Problem to solve
Every line of the material below is to be printed again exactly.

● ● ● ● ● ● ●

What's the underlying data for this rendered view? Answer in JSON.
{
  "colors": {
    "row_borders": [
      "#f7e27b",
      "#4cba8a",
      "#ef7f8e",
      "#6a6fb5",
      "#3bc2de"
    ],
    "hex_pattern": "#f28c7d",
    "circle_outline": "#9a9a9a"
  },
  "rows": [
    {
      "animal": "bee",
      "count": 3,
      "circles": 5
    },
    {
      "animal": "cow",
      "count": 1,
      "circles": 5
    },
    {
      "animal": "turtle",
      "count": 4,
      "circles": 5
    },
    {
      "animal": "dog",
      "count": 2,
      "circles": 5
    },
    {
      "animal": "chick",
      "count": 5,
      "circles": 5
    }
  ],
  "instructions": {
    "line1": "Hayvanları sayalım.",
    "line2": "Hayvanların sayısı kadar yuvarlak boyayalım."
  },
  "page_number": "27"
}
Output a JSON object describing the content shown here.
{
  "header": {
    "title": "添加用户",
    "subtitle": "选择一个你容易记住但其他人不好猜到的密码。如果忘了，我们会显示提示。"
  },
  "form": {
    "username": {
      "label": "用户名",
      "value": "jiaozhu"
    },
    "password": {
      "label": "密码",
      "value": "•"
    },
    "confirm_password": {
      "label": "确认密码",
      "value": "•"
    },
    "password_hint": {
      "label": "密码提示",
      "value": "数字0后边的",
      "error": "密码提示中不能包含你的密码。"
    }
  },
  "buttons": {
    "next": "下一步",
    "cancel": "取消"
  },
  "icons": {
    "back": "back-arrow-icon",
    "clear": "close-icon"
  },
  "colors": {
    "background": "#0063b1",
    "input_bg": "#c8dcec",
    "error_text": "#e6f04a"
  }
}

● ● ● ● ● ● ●

Exercise result
What's the underlying data for this rendered view? Answer in JSON.
{
  "colors": {
    "row_borders": [
      "#f7e27b",
      "#4cba8a",
      "#ef7f8e",
      "#6a6fb5",
      "#3bc2de"
    ],
    "hex_pattern": "#f28c7d",
    "circle_outline": "#9a9a9a"
  },
  "rows": [
    {
      "animal": "bee",
      "count": 3,
      "circles": 5
    },
    {
      "animal": "cow",
      "count": 1,
      "circles": 5
    },
    {
      "animal": "turtle",
      "count": 4,
      "circles": 5
    },
    {
      "animal": "dog",
      "count": 2,
      "circles": 5
    },
    {
      "animal": "chick",
      "count": 5,
      "circles": 5
    }
  ],
  "instructions": {
    "line1": "Hayvanları sayalım.",
    "line2": "Hayvanların sayısı kadar yuvarlak boyayalım."
  },
  "page_number": "27"
}
Output a JSON object describing the content shown here.
{
  "header": {
    "title": "添加用户",
    "subtitle": "选择一个你容易记住但其他人不好猜到的密码。如果忘了，我们会显示提示。"
  },
  "form": {
    "username": {
      "label": "用户名",
      "value": "jiaozhu"
    },
    "password": {
      "label": "密码",
      "value": "•"
    },
    "confirm_password": {
      "label": "确认密码",
      "value": "•"
    },
    "password_hint": {
      "label": "密码提示",
      "value": "数字0后边的",
      "error": "密码提示中不能包含你的密码。"
    }
  },
  "buttons": {
    "next": "下一步",
    "cancel": "取消"
  },
  "icons": {
    "back": "back-arrow-icon",
    "clear": "close-icon"
  },
  "colors": {
    "background": "#0063b1",
    "input_bg": "#c8dcec",
    "error_text": "#e6f04a"
  }
}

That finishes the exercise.